By way of background, kratom is an herbal extract that comes from a tropical tree that has stimulant qualities if used in high doses.  It was previously controlled under the Thai Narcotics Act because of its addictive effects.  However, following recent developments in the liberalization of cannabis and hemp in Thailand, the Thai government has also been considering liberalization of the rules regarding kratom. On March 10, 2020, the Cabinet approved in principle a draft amendment to the Narcotics Act, which was proposed by the Office of the Narcotics Control Board (ONCB) and which would remove kratom (Mitragyna speciosa (Korth.) Havil.) from the list of category V narcotics under the Narcotics Act. However, due to its properties and addictive effects, the Council of State (a government organization which performs consultative functions including drafting laws, by-laws, rules and regulations) is of the view that there should be a specific regulation for kratom once it is no longer controlled under the Narcotics Act. The draft Kratom Act was prepared to address this concern.

Some key elements of the draft Kratom Act are set out below:

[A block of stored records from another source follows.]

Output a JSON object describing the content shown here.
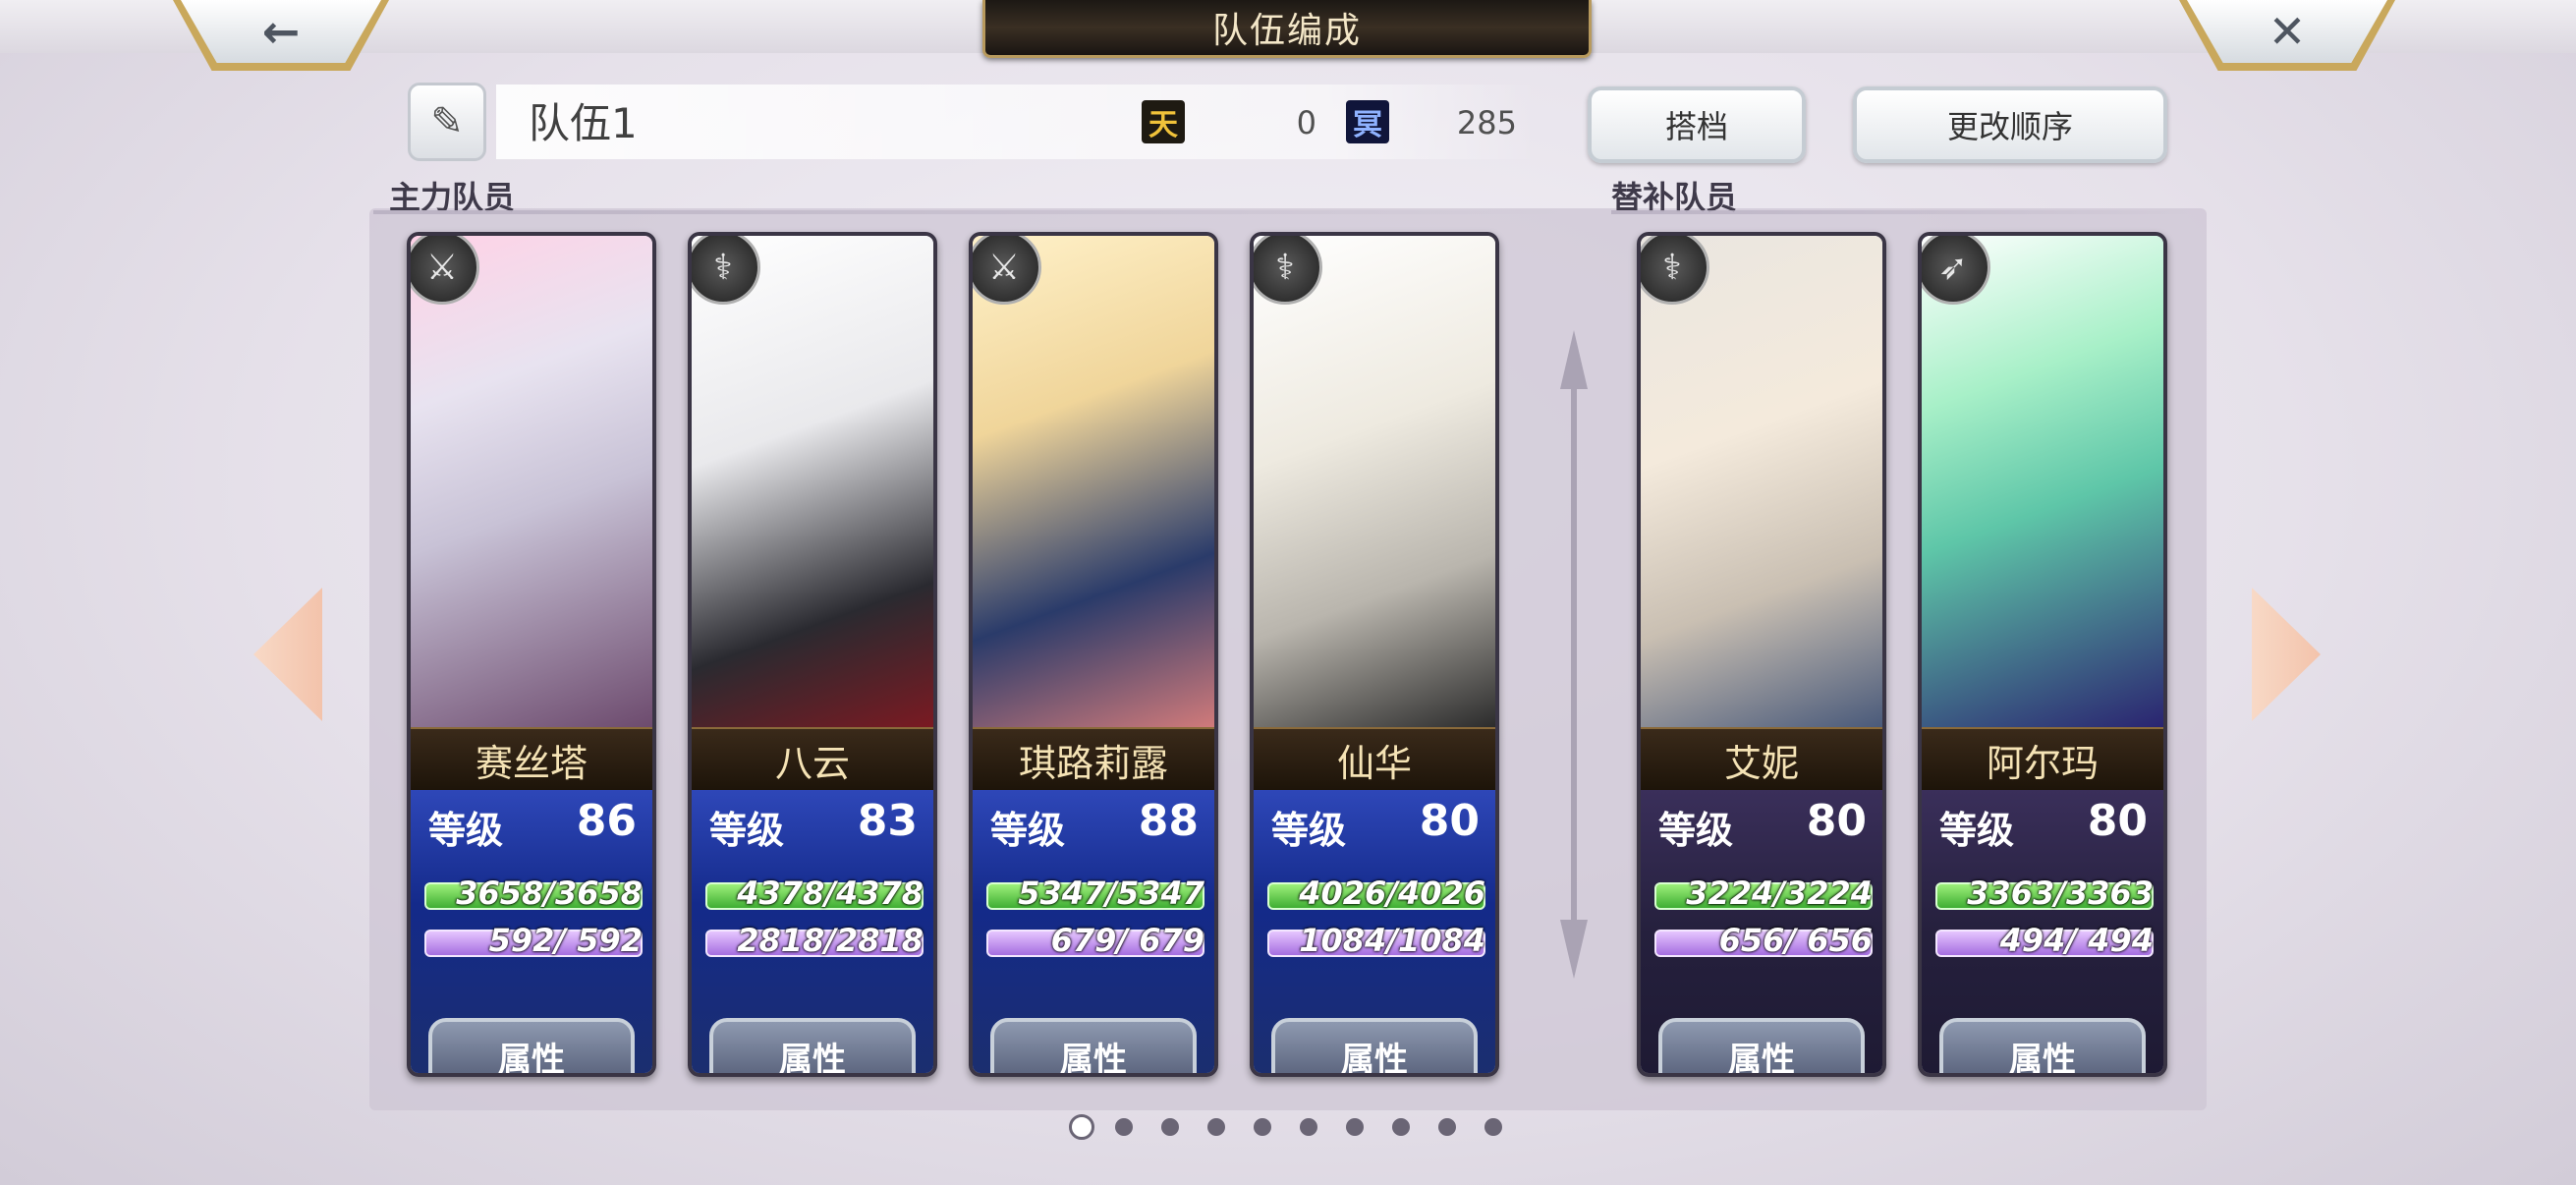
{
  "header": {
    "title": "队伍编成",
    "back_icon": "←",
    "close_icon": "✕"
  },
  "team": {
    "edit_icon": "✎",
    "name": "队伍1",
    "ten_icon_text": "天",
    "ten_value": "0",
    "ming_icon_text": "冥",
    "ming_value": "285"
  },
  "buttons": {
    "partner": "搭档",
    "reorder": "更改顺序"
  },
  "sections": {
    "main": "主力队员",
    "reserve": "替补队员"
  },
  "labels": {
    "level": "等级",
    "attributes": "属性"
  },
  "main_members": [
    {
      "name": "赛丝塔",
      "level": "86",
      "hp": "3658/3658",
      "mp": "592/ 592",
      "role_icon": "sword-icon"
    },
    {
      "name": "八云",
      "level": "83",
      "hp": "4378/4378",
      "mp": "2818/2818",
      "role_icon": "staff-icon"
    },
    {
      "name": "琪路莉露",
      "level": "88",
      "hp": "5347/5347",
      "mp": "679/ 679",
      "role_icon": "sword-icon"
    },
    {
      "name": "仙华",
      "level": "80",
      "hp": "4026/4026",
      "mp": "1084/1084",
      "role_icon": "staff-icon"
    }
  ],
  "reserve_members": [
    {
      "name": "艾妮",
      "level": "80",
      "hp": "3224/3224",
      "mp": "656/ 656",
      "role_icon": "staff-icon"
    },
    {
      "name": "阿尔玛",
      "level": "80",
      "hp": "3363/3363",
      "mp": "494/ 494",
      "role_icon": "bow-icon"
    }
  ],
  "pagination": {
    "pages": 10,
    "current": 1
  },
  "colors": {
    "title_plate": "#2b231a",
    "gold_border": "#b89a5e",
    "main_stats_bg": "#1c3494",
    "reserve_stats_bg": "#2a2444",
    "hp_bar": "#5bc444",
    "mp_bar": "#b88ae8"
  }
}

  • The draft Kratom Act will not regulate herbal products, drugs, foods or cosmetics containing kratom, which will be regulated under the relevant laws on herbal products, drugs, foods or cosmetics, as applicable.
  • The manufacture, import, or export of kratom will require a license issued by the Secretary-General of the ONCB.
  • The draft Kratom Act will restrict certain access to kratom.  For example, it cannot be sold to persons under the age of 18 or to pregnant women.
  • There will also be certain restrictions on the place and method of sale of kratom, e.g. it cannot be sold in education institutions or dormitories, or sold via vending machines or online.
  • The advertising of kratom with the aim to induce the public to consume kratom will be prohibited.

The draft Kratom Act will be proposed to the Office of the Council of State for further consideration.  Subsequently, it will be sent back to the Cabinet for approval of the text before being proposed to the Parliament.

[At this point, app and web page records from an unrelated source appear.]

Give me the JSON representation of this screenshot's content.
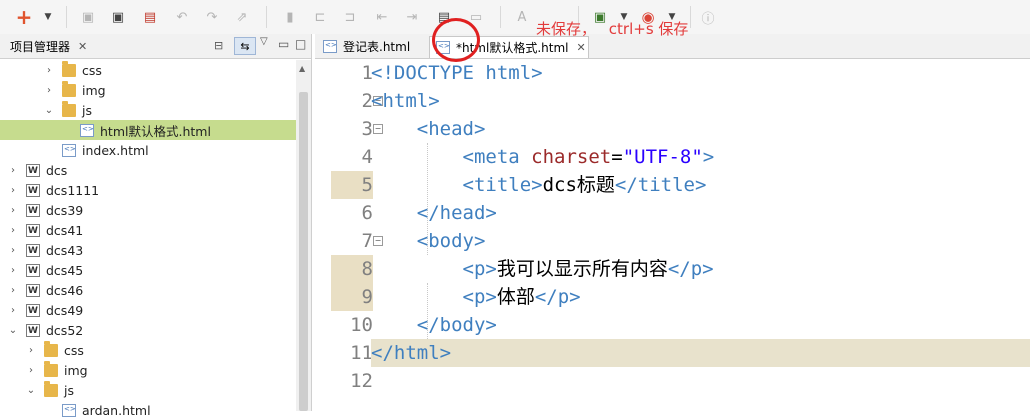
{
  "annotation": {
    "unsaved": "未保存，",
    "shortcut": "ctrl+s 保存"
  },
  "explorer": {
    "title": "项目管理器",
    "tree": [
      {
        "label": "css",
        "kind": "folder",
        "depth": 2,
        "expanded": false
      },
      {
        "label": "img",
        "kind": "folder",
        "depth": 2,
        "expanded": false
      },
      {
        "label": "js",
        "kind": "folder",
        "depth": 2,
        "expanded": true
      },
      {
        "label": "html默认格式.html",
        "kind": "file",
        "depth": 3,
        "selected": true
      },
      {
        "label": "index.html",
        "kind": "file",
        "depth": 2
      },
      {
        "label": "dcs",
        "kind": "project",
        "depth": 0
      },
      {
        "label": "dcs1111",
        "kind": "project",
        "depth": 0
      },
      {
        "label": "dcs39",
        "kind": "project",
        "depth": 0
      },
      {
        "label": "dcs41",
        "kind": "project",
        "depth": 0
      },
      {
        "label": "dcs43",
        "kind": "project",
        "depth": 0
      },
      {
        "label": "dcs45",
        "kind": "project",
        "depth": 0
      },
      {
        "label": "dcs46",
        "kind": "project",
        "depth": 0
      },
      {
        "label": "dcs49",
        "kind": "project",
        "depth": 0
      },
      {
        "label": "dcs52",
        "kind": "project",
        "depth": 0,
        "expanded": true
      },
      {
        "label": "css",
        "kind": "folder",
        "depth": 1
      },
      {
        "label": "img",
        "kind": "folder",
        "depth": 1
      },
      {
        "label": "js",
        "kind": "folder",
        "depth": 1,
        "expanded": true
      },
      {
        "label": "ardan.html",
        "kind": "file",
        "depth": 2
      }
    ]
  },
  "editor": {
    "tabs": [
      {
        "label": "登记表.html",
        "active": false
      },
      {
        "label": "*html默认格式.html",
        "active": true
      }
    ],
    "lines": [
      {
        "n": "1",
        "parts": [
          [
            "t",
            "<!DOCTYPE html>"
          ]
        ]
      },
      {
        "n": "2",
        "parts": [
          [
            "t",
            "<html>"
          ]
        ]
      },
      {
        "n": "3",
        "parts": [
          [
            "x",
            "    "
          ],
          [
            "t",
            "<head>"
          ]
        ]
      },
      {
        "n": "4",
        "parts": [
          [
            "x",
            "        "
          ],
          [
            "t",
            "<meta "
          ],
          [
            "a",
            "charset"
          ],
          [
            "x",
            "="
          ],
          [
            "v",
            "\"UTF-8\""
          ],
          [
            "t",
            ">"
          ]
        ]
      },
      {
        "n": "5",
        "parts": [
          [
            "x",
            "        "
          ],
          [
            "t",
            "<title>"
          ],
          [
            "x",
            "dcs标题"
          ],
          [
            "t",
            "</title>"
          ]
        ]
      },
      {
        "n": "6",
        "parts": [
          [
            "x",
            "    "
          ],
          [
            "t",
            "</head>"
          ]
        ]
      },
      {
        "n": "7",
        "parts": [
          [
            "x",
            "    "
          ],
          [
            "t",
            "<body>"
          ]
        ]
      },
      {
        "n": "8",
        "parts": [
          [
            "x",
            "        "
          ],
          [
            "t",
            "<p>"
          ],
          [
            "x",
            "我可以显示所有内容"
          ],
          [
            "t",
            "</p>"
          ]
        ]
      },
      {
        "n": "9",
        "parts": [
          [
            "x",
            "        "
          ],
          [
            "t",
            "<p>"
          ],
          [
            "x",
            "体部"
          ],
          [
            "t",
            "</p>"
          ]
        ]
      },
      {
        "n": "10",
        "parts": [
          [
            "x",
            "    "
          ],
          [
            "t",
            "</body>"
          ]
        ]
      },
      {
        "n": "11",
        "parts": [
          [
            "t",
            "</html>"
          ]
        ]
      },
      {
        "n": "12",
        "parts": []
      }
    ]
  }
}
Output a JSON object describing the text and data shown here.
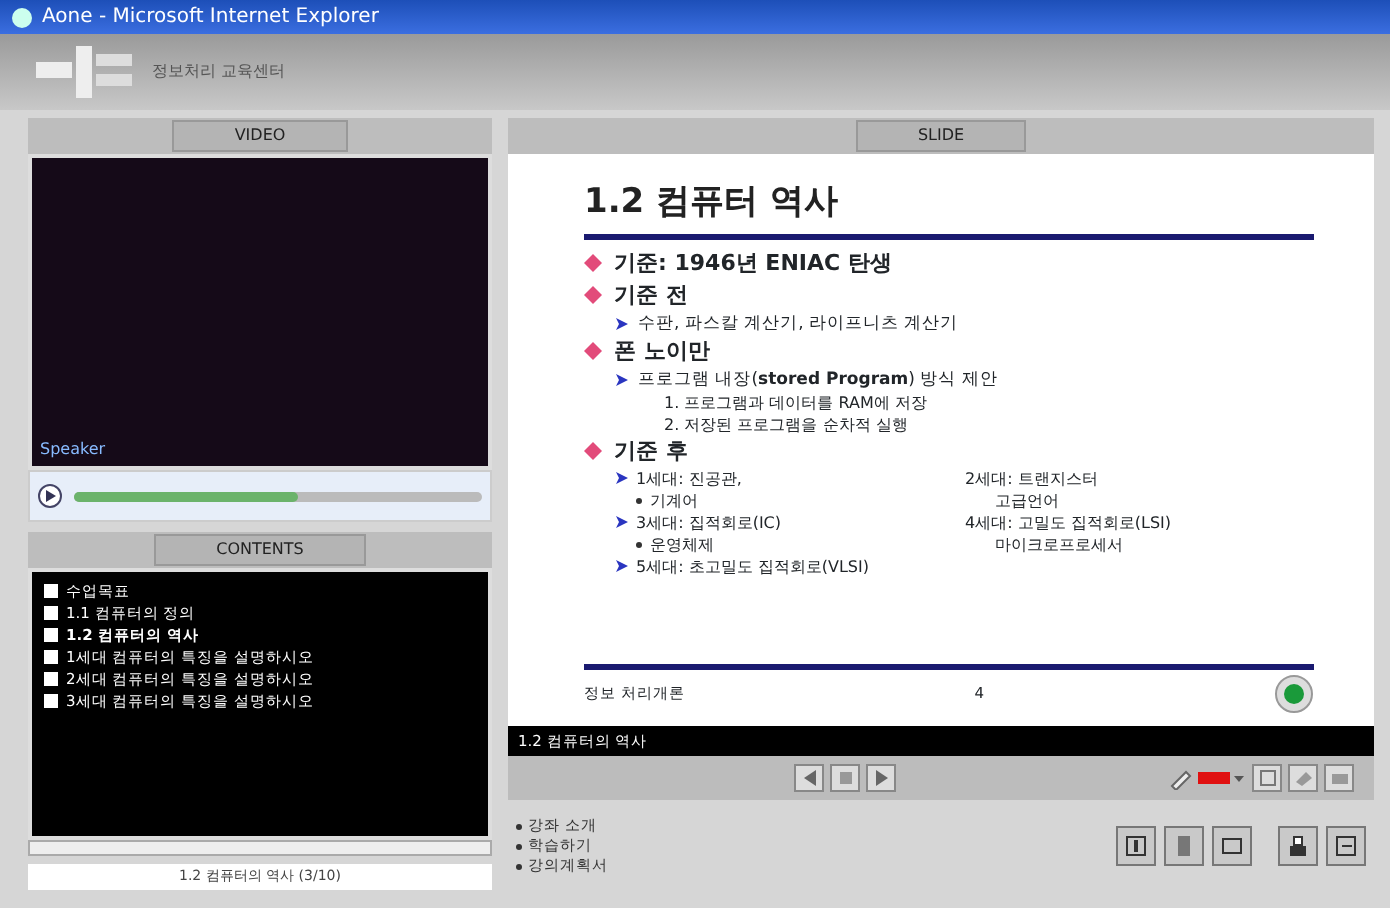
{
  "window": {
    "title": "Aone - Microsoft Internet Explorer"
  },
  "header": {
    "caption": "정보처리 교육센터"
  },
  "video_panel": {
    "tab_label": "VIDEO",
    "speaker": "Speaker",
    "level": 0.55
  },
  "contents_panel": {
    "tab_label": "CONTENTS",
    "items": [
      {
        "label": "수업목표",
        "selected": false
      },
      {
        "label": "1.1 컴퓨터의 정의",
        "selected": false
      },
      {
        "label": "1.2 컴퓨터의 역사",
        "selected": true
      },
      {
        "label": "1세대 컴퓨터의 특징을 설명하시오",
        "selected": false
      },
      {
        "label": "2세대 컴퓨터의 특징을 설명하시오",
        "selected": false
      },
      {
        "label": "3세대 컴퓨터의 특징을 설명하시오",
        "selected": false
      }
    ],
    "status": "1.2 컴퓨터의 역사 (3/10)"
  },
  "slide_panel": {
    "tab_label": "SLIDE",
    "title": "1.2 컴퓨터 역사",
    "bullets": [
      {
        "text": "기준: 1946년 ENIAC 탄생"
      },
      {
        "text": "기준 전",
        "children": [
          {
            "text": "수판, 파스칼 계산기, 라이프니츠 계산기"
          }
        ]
      },
      {
        "text": "폰 노이만",
        "children": [
          {
            "text": "프로그램 내장(**stored Program**) 방식 제안",
            "children": [
              {
                "text": "1. 프로그램과 데이터를 RAM에 저장"
              },
              {
                "text": "2. 저장된 프로그램을 순차적 실행"
              }
            ]
          }
        ]
      },
      {
        "text": "기준 후"
      }
    ],
    "generations": [
      {
        "left": "1세대: 진공관,",
        "left_sub": "기계어",
        "right": "2세대: 트랜지스터",
        "right_sub": "고급언어"
      },
      {
        "left": "3세대: 집적회로(IC)",
        "left_sub": "운영체제",
        "right": "4세대: 고밀도 집적회로(LSI)",
        "right_sub": "마이크로프로세서"
      },
      {
        "left": "5세대: 초고밀도 집적회로(VLSI)"
      }
    ],
    "footer": "정보 처리개론",
    "footer_mark": "4",
    "caption": "1.2 컴퓨터의 역사"
  },
  "bottom_links": [
    "강좌 소개",
    "학습하기",
    "강의계획서"
  ]
}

Panyavith is a partner in the Corporate and M&A practice group, as well as the Healthcare & Life Sciences industry group. He is currently among the first practitioners in Thailand to assist market leading cannabis companies and large Thai conglomerates with their investments, mergers and acquisitions, joint ventures and partnerships, commercial agreements, and other pioneering projects in the medical cannabis and hemp business. He has published various articles and has been invited to speak at various seminars on cannabis-related topics. Panyavith also works closely with the Thai Food and Drug Administration to help develop the legal and investment framework in this area.


Prim has been working in the healthcare industry for 20 years, and has provided consultation in regulatory affairs, manufacturing licenses, and product registrations with the Thai Food and Drug Administration (FDA) and other related organizations. Her focus is in the areas of pharmaceutical and biologic products, food, medical devices, cosmetics, hazardous substances and advertisement review and approval. Prim has advised a wide range of clients on the requirements and duties of importers, as well as FDA compliance.


Teeruth is currently active in the Corporate and M&A practice group, as well as the Healthcare & Life Sciences industry group. He has assisted clients on general corporate and commercial issues, as well as provided industry-specific regulatory advice, including the legal framework for medical cannabis and hemp investment in Thailand.